**Work item:** Exact retyping of the data: please keep every word and drop each picture.

**Data provided:**
++++++++++++++++++++

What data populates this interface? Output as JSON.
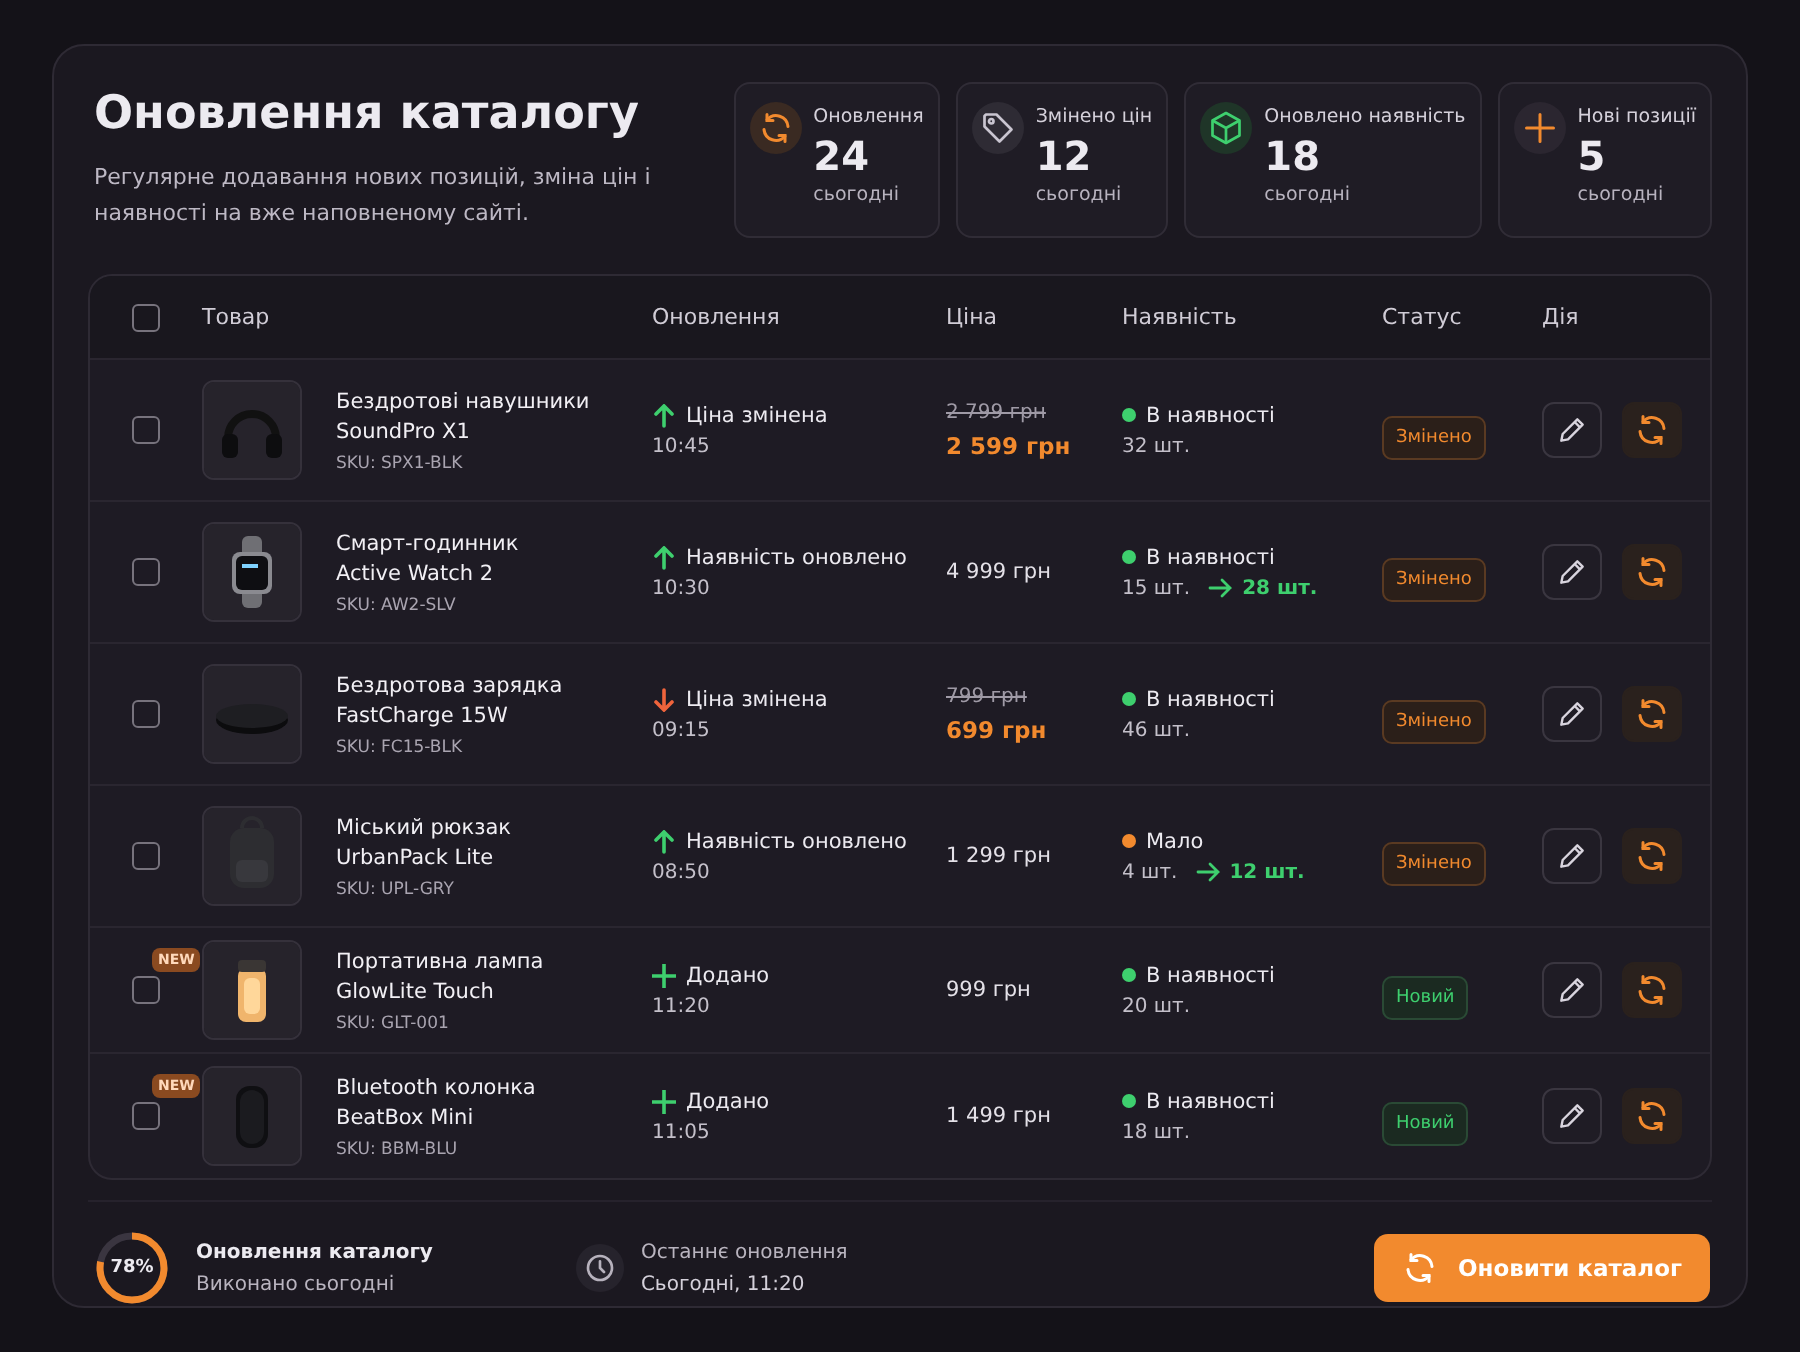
{
  "header": {
    "title": "Оновлення каталогу",
    "subtitle": "Регулярне додавання нових позицій, зміна цін і наявності на вже наповненому сайті."
  },
  "stats": [
    {
      "label": "Оновлення",
      "value": "24",
      "note": "сьогодні"
    },
    {
      "label": "Змінено цін",
      "value": "12",
      "note": "сьогодні"
    },
    {
      "label": "Оновлено наявність",
      "value": "18",
      "note": "сьогодні"
    },
    {
      "label": "Нові позиції",
      "value": "5",
      "note": "сьогодні"
    }
  ],
  "table": {
    "select_all": false,
    "columns": [
      "Товар",
      "Оновлення",
      "Ціна",
      "Наявність",
      "Статус",
      "Дія"
    ],
    "rows": [
      {
        "checked": false,
        "name": "Бездротові навушники",
        "model": "SoundPro X1",
        "sku": "SKU: SPX1-BLK",
        "update": {
          "kind": "up",
          "text": "Ціна змінена",
          "time": "10:45"
        },
        "price": {
          "old": "2 799 грн",
          "current": "2 599 грн"
        },
        "stock": {
          "status": "В наявності",
          "color": "#3ecf6e",
          "qty": "32 шт."
        },
        "status": {
          "kind": "changed",
          "text": "Змінено"
        }
      },
      {
        "checked": false,
        "name": "Смарт-годинник",
        "model": "Active Watch 2",
        "sku": "SKU: AW2-SLV",
        "update": {
          "kind": "up",
          "text": "Наявність оновлено",
          "time": "10:30"
        },
        "price": {
          "current": "4 999 грн"
        },
        "stock": {
          "status": "В наявності",
          "color": "#3ecf6e",
          "qty": "15 шт.",
          "qty_new": "28 шт."
        },
        "status": {
          "kind": "changed",
          "text": "Змінено"
        }
      },
      {
        "checked": false,
        "name": "Бездротова зарядка",
        "model": "FastCharge 15W",
        "sku": "SKU: FC15-BLK",
        "update": {
          "kind": "down",
          "text": "Ціна змінена",
          "time": "09:15"
        },
        "price": {
          "old": "799 грн",
          "current": "699 грн"
        },
        "stock": {
          "status": "В наявності",
          "color": "#3ecf6e",
          "qty": "46 шт."
        },
        "status": {
          "kind": "changed",
          "text": "Змінено"
        }
      },
      {
        "checked": false,
        "name": "Міський рюкзак",
        "model": "UrbanPack Lite",
        "sku": "SKU: UPL-GRY",
        "update": {
          "kind": "up",
          "text": "Наявність оновлено",
          "time": "08:50"
        },
        "price": {
          "current": "1 299 грн"
        },
        "stock": {
          "status": "Мало",
          "color": "#f28a2e",
          "qty": "4 шт.",
          "qty_new": "12 шт."
        },
        "status": {
          "kind": "changed",
          "text": "Змінено"
        }
      },
      {
        "checked": false,
        "badge": "NEW",
        "name": "Портативна лампа",
        "model": "GlowLite Touch",
        "sku": "SKU: GLT-001",
        "update": {
          "kind": "added",
          "text": "Додано",
          "time": "11:20"
        },
        "price": {
          "current": "999 грн"
        },
        "stock": {
          "status": "В наявності",
          "color": "#3ecf6e",
          "qty": "20 шт."
        },
        "status": {
          "kind": "new",
          "text": "Новий"
        }
      },
      {
        "checked": false,
        "badge": "NEW",
        "name": "Bluetooth колонка",
        "model": "BeatBox Mini",
        "sku": "SKU: BBM-BLU",
        "update": {
          "kind": "added",
          "text": "Додано",
          "time": "11:05"
        },
        "price": {
          "current": "1 499 грн"
        },
        "stock": {
          "status": "В наявності",
          "color": "#3ecf6e",
          "qty": "18 шт."
        },
        "status": {
          "kind": "new",
          "text": "Новий"
        }
      }
    ]
  },
  "footer": {
    "progress": {
      "level": 0.78,
      "label": "78%",
      "title": "Оновлення каталогу",
      "note": "Виконано сьогодні"
    },
    "last_update": {
      "label": "Останнє оновлення",
      "value": "Сьогодні, 11:20"
    },
    "button": "Оновити каталог"
  }
}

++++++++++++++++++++

**Exercise solution:**
What data populates this interface? Output as JSON.
{
  "header": {
    "title": "Оновлення каталогу",
    "subtitle": "Регулярне додавання нових позицій, зміна цін і наявності на вже наповненому сайті."
  },
  "stats": [
    {
      "label": "Оновлення",
      "value": "24",
      "note": "сьогодні"
    },
    {
      "label": "Змінено цін",
      "value": "12",
      "note": "сьогодні"
    },
    {
      "label": "Оновлено наявність",
      "value": "18",
      "note": "сьогодні"
    },
    {
      "label": "Нові позиції",
      "value": "5",
      "note": "сьогодні"
    }
  ],
  "table": {
    "select_all": false,
    "columns": [
      "Товар",
      "Оновлення",
      "Ціна",
      "Наявність",
      "Статус",
      "Дія"
    ],
    "rows": [
      {
        "checked": false,
        "name": "Бездротові навушники",
        "model": "SoundPro X1",
        "sku": "SKU: SPX1-BLK",
        "update": {
          "kind": "up",
          "text": "Ціна змінена",
          "time": "10:45"
        },
        "price": {
          "old": "2 799 грн",
          "current": "2 599 грн"
        },
        "stock": {
          "status": "В наявності",
          "color": "#3ecf6e",
          "qty": "32 шт."
        },
        "status": {
          "kind": "changed",
          "text": "Змінено"
        }
      },
      {
        "checked": false,
        "name": "Смарт-годинник",
        "model": "Active Watch 2",
        "sku": "SKU: AW2-SLV",
        "update": {
          "kind": "up",
          "text": "Наявність оновлено",
          "time": "10:30"
        },
        "price": {
          "current": "4 999 грн"
        },
        "stock": {
          "status": "В наявності",
          "color": "#3ecf6e",
          "qty": "15 шт.",
          "qty_new": "28 шт."
        },
        "status": {
          "kind": "changed",
          "text": "Змінено"
        }
      },
      {
        "checked": false,
        "name": "Бездротова зарядка",
        "model": "FastCharge 15W",
        "sku": "SKU: FC15-BLK",
        "update": {
          "kind": "down",
          "text": "Ціна змінена",
          "time": "09:15"
        },
        "price": {
          "old": "799 грн",
          "current": "699 грн"
        },
        "stock": {
          "status": "В наявності",
          "color": "#3ecf6e",
          "qty": "46 шт."
        },
        "status": {
          "kind": "changed",
          "text": "Змінено"
        }
      },
      {
        "checked": false,
        "name": "Міський рюкзак",
        "model": "UrbanPack Lite",
        "sku": "SKU: UPL-GRY",
        "update": {
          "kind": "up",
          "text": "Наявність оновлено",
          "time": "08:50"
        },
        "price": {
          "current": "1 299 грн"
        },
        "stock": {
          "status": "Мало",
          "color": "#f28a2e",
          "qty": "4 шт.",
          "qty_new": "12 шт."
        },
        "status": {
          "kind": "changed",
          "text": "Змінено"
        }
      },
      {
        "checked": false,
        "badge": "NEW",
        "name": "Портативна лампа",
        "model": "GlowLite Touch",
        "sku": "SKU: GLT-001",
        "update": {
          "kind": "added",
          "text": "Додано",
          "time": "11:20"
        },
        "price": {
          "current": "999 грн"
        },
        "stock": {
          "status": "В наявності",
          "color": "#3ecf6e",
          "qty": "20 шт."
        },
        "status": {
          "kind": "new",
          "text": "Новий"
        }
      },
      {
        "checked": false,
        "badge": "NEW",
        "name": "Bluetooth колонка",
        "model": "BeatBox Mini",
        "sku": "SKU: BBM-BLU",
        "update": {
          "kind": "added",
          "text": "Додано",
          "time": "11:05"
        },
        "price": {
          "current": "1 499 грн"
        },
        "stock": {
          "status": "В наявності",
          "color": "#3ecf6e",
          "qty": "18 шт."
        },
        "status": {
          "kind": "new",
          "text": "Новий"
        }
      }
    ]
  },
  "footer": {
    "progress": {
      "level": 0.78,
      "label": "78%",
      "title": "Оновлення каталогу",
      "note": "Виконано сьогодні"
    },
    "last_update": {
      "label": "Останнє оновлення",
      "value": "Сьогодні, 11:20"
    },
    "button": "Оновити каталог"
  }
}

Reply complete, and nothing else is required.